Michigan Weather: Never Boring

It’s May 3, but the wind was astonishingly cold and biting this morning, so much so that I regretted leaving the house without coat and gloves. Same story at 12.30, still, though it had grown more temperate within an hour.

Signs of Change

It was not empty in Ambrosia this afternoon, but it wasn’t packed, either. The atmosphere was more relaxed than it’s been in a while.

Campus had a similar feel. Fairly empty at 9 when I got there, but enough people around when I left the office around 12.30 for it not to be a ghost town. The library was empty this morning but (to my surprise) most of the computers in the Science Library on the third floor of the Undergrad were occupied when I passed by this afternoon.

By lunch Liberty was fairly crowded with pedestrians. Again, not the usual weekday school year level, but not depopulated, either. Borders was doing brisk foot traffic.

Curiously, the morning 6 Ellsworth bus was more crowded this morning than it usually is during the school year. Mostly working-class folks on their way to jobs.

The State Street corridor had some vehicular traffic on it, but nothing comapred with the standard weekday (or weekend) school year traffic.
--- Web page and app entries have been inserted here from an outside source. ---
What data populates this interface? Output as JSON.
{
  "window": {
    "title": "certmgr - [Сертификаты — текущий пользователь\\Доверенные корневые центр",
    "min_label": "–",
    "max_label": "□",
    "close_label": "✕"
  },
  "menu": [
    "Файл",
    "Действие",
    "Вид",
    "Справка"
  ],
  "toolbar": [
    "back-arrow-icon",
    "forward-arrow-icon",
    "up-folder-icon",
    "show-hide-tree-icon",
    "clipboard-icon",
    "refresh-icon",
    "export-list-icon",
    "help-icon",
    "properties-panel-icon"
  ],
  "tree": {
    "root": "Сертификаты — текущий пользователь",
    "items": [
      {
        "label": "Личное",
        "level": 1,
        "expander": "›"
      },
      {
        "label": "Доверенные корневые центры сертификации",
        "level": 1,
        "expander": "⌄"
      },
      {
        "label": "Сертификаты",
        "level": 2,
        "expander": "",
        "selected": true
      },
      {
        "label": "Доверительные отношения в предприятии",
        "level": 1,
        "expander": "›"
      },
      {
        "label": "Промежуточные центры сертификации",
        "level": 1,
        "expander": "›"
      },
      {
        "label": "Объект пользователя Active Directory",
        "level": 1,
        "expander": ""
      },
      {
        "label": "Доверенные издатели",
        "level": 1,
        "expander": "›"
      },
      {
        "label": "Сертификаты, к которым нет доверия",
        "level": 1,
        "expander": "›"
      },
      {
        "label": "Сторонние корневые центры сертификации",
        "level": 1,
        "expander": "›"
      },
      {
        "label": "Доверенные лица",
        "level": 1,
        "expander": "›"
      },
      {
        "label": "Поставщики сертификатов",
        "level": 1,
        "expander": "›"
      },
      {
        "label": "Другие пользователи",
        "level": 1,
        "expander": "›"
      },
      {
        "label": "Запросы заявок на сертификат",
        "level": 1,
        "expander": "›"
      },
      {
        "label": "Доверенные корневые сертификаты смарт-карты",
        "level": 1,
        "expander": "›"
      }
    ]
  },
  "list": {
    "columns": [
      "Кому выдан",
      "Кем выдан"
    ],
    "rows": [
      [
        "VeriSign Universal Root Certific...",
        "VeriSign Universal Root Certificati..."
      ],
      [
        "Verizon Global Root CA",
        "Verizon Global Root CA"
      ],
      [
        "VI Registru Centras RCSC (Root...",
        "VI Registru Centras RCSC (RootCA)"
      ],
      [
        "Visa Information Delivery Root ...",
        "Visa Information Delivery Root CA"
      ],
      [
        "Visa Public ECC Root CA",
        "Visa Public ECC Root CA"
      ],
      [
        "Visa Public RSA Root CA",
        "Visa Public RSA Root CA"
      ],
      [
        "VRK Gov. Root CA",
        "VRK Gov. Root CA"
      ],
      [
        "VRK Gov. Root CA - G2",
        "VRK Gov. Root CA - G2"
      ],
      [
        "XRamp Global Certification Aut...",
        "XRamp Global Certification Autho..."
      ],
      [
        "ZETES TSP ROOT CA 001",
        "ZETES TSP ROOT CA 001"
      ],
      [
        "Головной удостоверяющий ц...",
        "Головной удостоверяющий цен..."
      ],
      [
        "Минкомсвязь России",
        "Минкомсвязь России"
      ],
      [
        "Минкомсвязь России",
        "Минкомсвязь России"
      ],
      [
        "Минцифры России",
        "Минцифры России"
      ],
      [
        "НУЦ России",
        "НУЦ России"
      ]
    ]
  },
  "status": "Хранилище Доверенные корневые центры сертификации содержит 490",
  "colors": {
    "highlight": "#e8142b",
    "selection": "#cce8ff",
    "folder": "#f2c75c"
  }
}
Also, the houses along State above Packard were nearly evacuated. There was one house this morning that had a handful of party-hearty holdouts drinking beer on the lawn at 9.00, but other than that it was dead. A couple of overflowing garbage cans on one lawn. A big stack of red plastic cups for keggers sitting on the porch rail of another house. A carpet-cleaning truck had a hose running into another presumably liquor-soaked domicile. The scary-looking box on the corner of State and Stimson had a pleading, neatly processor-printed sign on butcher paper on the front of it from Oppenheimer Properties reading “WOW! 2BR APTS $745.” Yeah, wow.

There were at least four moving trucks within the environs of our complex this afternoon.

Clearing Out

The town does appear to be clearing out. We took a little drive this afternoon. The area around our neighborhood was quiet, way quieter than usual (as “usual” has been for the past eight months, that is). There was some traffic (foot and cars both) in the Liberty area, but it was nothing compared to the usual level. And the State Street corridor around campus was relatively deserted.